A scene where Radagast resurrects a hedgehog named Sebastian, possessed by the corrupted Mirkwood, lends the character a dark gravity Tolkien never gave him. In the movie, Radagast tips off Gandalf to the Necromancer’s occupation of Dol Guldur, and discovers Mirkwood’s ruinous effects on its wildlife. An Unexpected Journey uplifts Radagast, turning Tolkien’s character into one of the trilogy’s most interesting and exhilarating aspects.
The films draw from the book’s implications here. In The Lord of the Rings, Radagast is charmingly ambivalent, a classic villainous wizard like Saruman or a Merlin-cum-Odin such as Gandalf, who simply refuses to be a major character in this literary epic. His major plot function is to screw up, as he inadvertently helps Saruman capture Gandalf by sending the latter to Isengard. It’s an honest mistake — Radagast tells him “I have an urgent errand,” and is genuinely invested in fighting Sauron. The last time Gandalf sees Radgast, he tells him “send out messages to all the beasts and birds that are your friends” to spy for the wizards.
Decidedly and willfully a lesser wizard, Radagast falls purposefully into obscurity. He seems to forget that he’s an angelic being deployed to Middle-earth for the sole purpose of fighting evil. The Fellowship of the Ring visits Rhosgobel after setting out from Rivendell, only to find that “Radagast was not there.”
Yet Radagast strays from his path without turning to evil. Gandalf praises Radagast’s moral character, saying that Radagast “knew no reason why he should not do as I asked; and he rode away towards Mirkwood where he had many friends of old.” Radagast even gets the eagles to spy for him, and as everyone knows, they wouldn’t even cut out a year of everyone’s life by flying to Mordor.
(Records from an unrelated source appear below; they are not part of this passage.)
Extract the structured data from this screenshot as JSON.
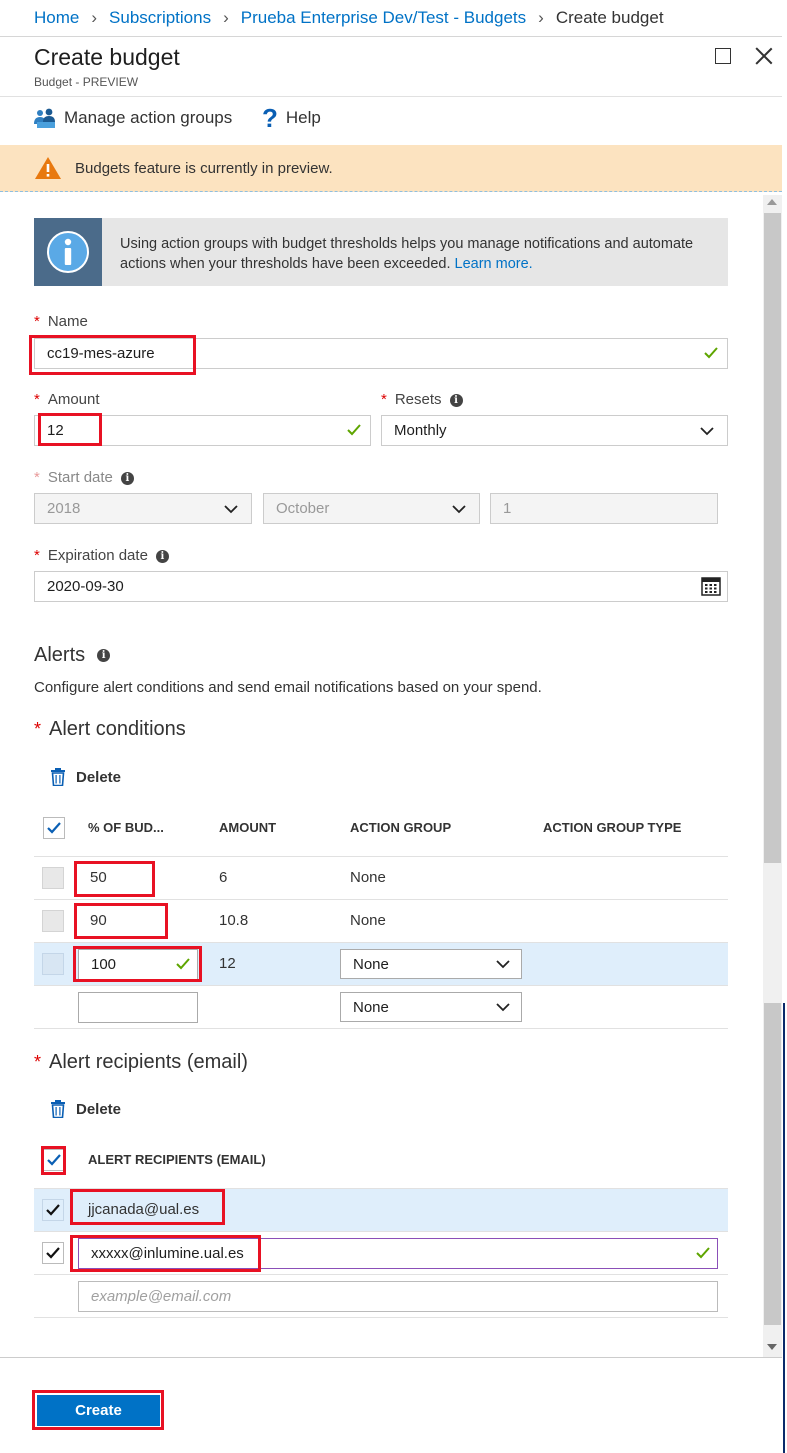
{
  "breadcrumb": [
    {
      "label": "Home"
    },
    {
      "label": "Subscriptions"
    },
    {
      "label": "Prueba Enterprise Dev/Test - Budgets"
    },
    {
      "label": "Create budget"
    }
  ],
  "header": {
    "title": "Create budget",
    "subtitle": "Budget - PREVIEW"
  },
  "commands": {
    "manage_action_groups": "Manage action groups",
    "help": "Help"
  },
  "banner": {
    "text": "Budgets feature is currently in preview."
  },
  "info": {
    "text": "Using action groups with budget thresholds helps you manage notifications and automate actions when your thresholds have been exceeded.",
    "link": "Learn more."
  },
  "form": {
    "name_label": "Name",
    "name_value": "cc19-mes-azure",
    "amount_label": "Amount",
    "amount_value": "12",
    "resets_label": "Resets",
    "resets_value": "Monthly",
    "start_date_label": "Start date",
    "start_year": "2018",
    "start_month": "October",
    "start_day": "1",
    "expiration_label": "Expiration date",
    "expiration_value": "2020-09-30"
  },
  "alerts": {
    "title": "Alerts",
    "description": "Configure alert conditions and send email notifications based on your spend.",
    "conditions_title": "Alert conditions",
    "delete_label": "Delete",
    "columns": [
      "% OF BUD...",
      "AMOUNT",
      "ACTION GROUP",
      "ACTION GROUP TYPE"
    ],
    "rows": [
      {
        "percent": "50",
        "amount": "6",
        "action_group": "None"
      },
      {
        "percent": "90",
        "amount": "10.8",
        "action_group": "None"
      },
      {
        "percent": "100",
        "amount": "12",
        "action_group": "None"
      },
      {
        "percent": "",
        "amount": "",
        "action_group": "None"
      }
    ],
    "recipients_title": "Alert recipients (email)",
    "recipients_delete_label": "Delete",
    "recipients_header": "ALERT RECIPIENTS (EMAIL)",
    "recipients": [
      "jjcanada@ual.es",
      "xxxxx@inlumine.ual.es"
    ],
    "recipient_placeholder": "example@email.com"
  },
  "footer": {
    "create_label": "Create"
  },
  "colors": {
    "accent": "#0072c6",
    "highlight": "#e81123",
    "banner_bg": "#fce3c0",
    "selected_row": "#dfeefb",
    "valid_check": "#5ea500"
  }
}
He’s not simply a good wizard in a moralistic sense; he’s good at being a wizard.
Unlike the Wood-elves or Sauron, who try to exert authority over wildlife, Radagast becomes part of it, wholly falling in love with the material world he’s supposed to look after. He seems apathetic to human culture, living in an enclosure and disparaging the hobbit homeland’s “uncouth name of Shire.” As a wizard, he’s more interested in monitoring the land and belonging to its creatures than in ruling it.
Perhaps Radagast’s chilly relationship with the Maia family drives him into seclusion. His simple predilections wins him scorn from Saruman, who disparages “Radagast the Bird-tamer! Radagast the Simple! Radagast the Fool!” The insults aren’t unfounded (or unhilarious, frankly). Radagast and Saruman have a chilly relationship from the beginning. The latter only brings the former to Middle-earth because Yavanna, the Vala Queen of Earth, “begged him.” The gods literally handpick Radagast to be a wizard. Maybe dashing through Mirkwood is how he embraces that privilege.
The wizards become active in Middle-earth when Sauron darkens Mirkwood, so the War of the Ring effectively starts with the arrival of Radagast and his fellow wizards. Radagast is like an anti-hobbit: a cosmically important figure who becomes a stay-at-home bumpkin.
Tolkien unfairly says that Radagast “did not remain faithful to his mission.” Radagast fulfills his responsibilities to the Valar and Maiar while using them as stepping stones to his real project of belonging to nature. Like a hobbit, he sets out to defend the lands where he lives — but unlike them, he wholly submits to his environment. He fights Sauron, but has simpler, nobler priorities, like chilling the fuck out at Rhosgobel and talking to birds.
-  The Fellowship of the Ring, “The Council of Elrond”
-  Unfinished Tales, “The Istari”
-  “The Council of Elrond”
-  “The Istari”
-  “The Council of Elrond”
-  The Fellowship of the Ring, “The Ring Goes South”
-  Ibid